RC: What’s behind that hesitation?

CC: She feels like she has made a friend, and how do you ask a friend for money? That’s as opposed to coming across as a confident resource who knows what she’s talking about, saying: I have the experience here. I have an incredible offering. And if we work together, you’re going to benefit.

RC: What else should women salespeople be aware of?

CC: They’re selling against type, so there’s a credibility issue. People see the contracting business as a male business. So you can be great at building rapport, but you’re still going against expectations. If you’re a woman, it’s even more important that you know your product. If a male shows up, the homeowner will give him the benefit of the doubt. But when a woman shows up, the homeowner assumes she doesn’t know anything about home improvement — until she proves otherwise. So she needs to use language that increases the sense of her being the expert. Casually mention, for instance, “My seven years in the industry.” Say things that convey credibility.
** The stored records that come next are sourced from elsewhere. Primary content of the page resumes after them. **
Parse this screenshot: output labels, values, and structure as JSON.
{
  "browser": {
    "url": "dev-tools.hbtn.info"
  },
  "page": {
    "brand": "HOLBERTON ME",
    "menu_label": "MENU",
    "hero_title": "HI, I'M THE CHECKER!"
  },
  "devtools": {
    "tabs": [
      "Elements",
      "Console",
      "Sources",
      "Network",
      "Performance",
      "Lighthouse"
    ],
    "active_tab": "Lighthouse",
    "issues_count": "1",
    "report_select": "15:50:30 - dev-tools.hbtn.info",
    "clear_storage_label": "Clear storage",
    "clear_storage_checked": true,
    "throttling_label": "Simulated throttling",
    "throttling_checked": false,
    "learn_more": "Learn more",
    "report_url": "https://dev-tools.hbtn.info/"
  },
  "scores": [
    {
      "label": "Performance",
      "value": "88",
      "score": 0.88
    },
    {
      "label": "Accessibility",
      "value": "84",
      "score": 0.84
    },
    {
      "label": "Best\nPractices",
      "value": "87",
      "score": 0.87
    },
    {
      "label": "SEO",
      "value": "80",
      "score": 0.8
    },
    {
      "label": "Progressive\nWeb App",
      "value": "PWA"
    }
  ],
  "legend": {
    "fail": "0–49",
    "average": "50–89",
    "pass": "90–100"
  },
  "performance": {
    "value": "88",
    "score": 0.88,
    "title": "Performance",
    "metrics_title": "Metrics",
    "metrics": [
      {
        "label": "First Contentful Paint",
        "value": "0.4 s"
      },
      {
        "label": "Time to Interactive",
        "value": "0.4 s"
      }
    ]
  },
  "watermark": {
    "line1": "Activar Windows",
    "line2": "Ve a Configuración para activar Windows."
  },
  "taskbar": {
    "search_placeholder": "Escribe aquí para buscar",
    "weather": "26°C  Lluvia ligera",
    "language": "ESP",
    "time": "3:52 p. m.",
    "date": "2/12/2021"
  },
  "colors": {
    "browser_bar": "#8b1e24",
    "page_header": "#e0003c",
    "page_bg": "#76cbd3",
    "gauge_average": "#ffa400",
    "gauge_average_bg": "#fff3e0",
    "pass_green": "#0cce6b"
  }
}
RC: What inherent advantages does a female salesperson bring?

CC: Her listening skills and an ability to tie down the information in a people-centric way. She’s also going to be a refreshing difference — especially for the male buyer. Now the buyer knows he can take it slow, ask as many questions as he wants, and feel less judged in having things repeated or explained.

RC: There are still relatively few women selling home improvement. Why is that?

CC: We all have a tendency to fall into things we’re comfortable with, and a woman would feel like she has to know the industry and know installation and construction in order to sell the vision.

The other reason is the second shift. Most home improvement selling is done in the evening, and with demands of home and family, female salespeople have already put in a full day. We’d rather pour ourselves a drink and watch the nightly news. But that’s changing.

-Author and speaker Colette Carlson

is an authority on selling to women and on women who sell.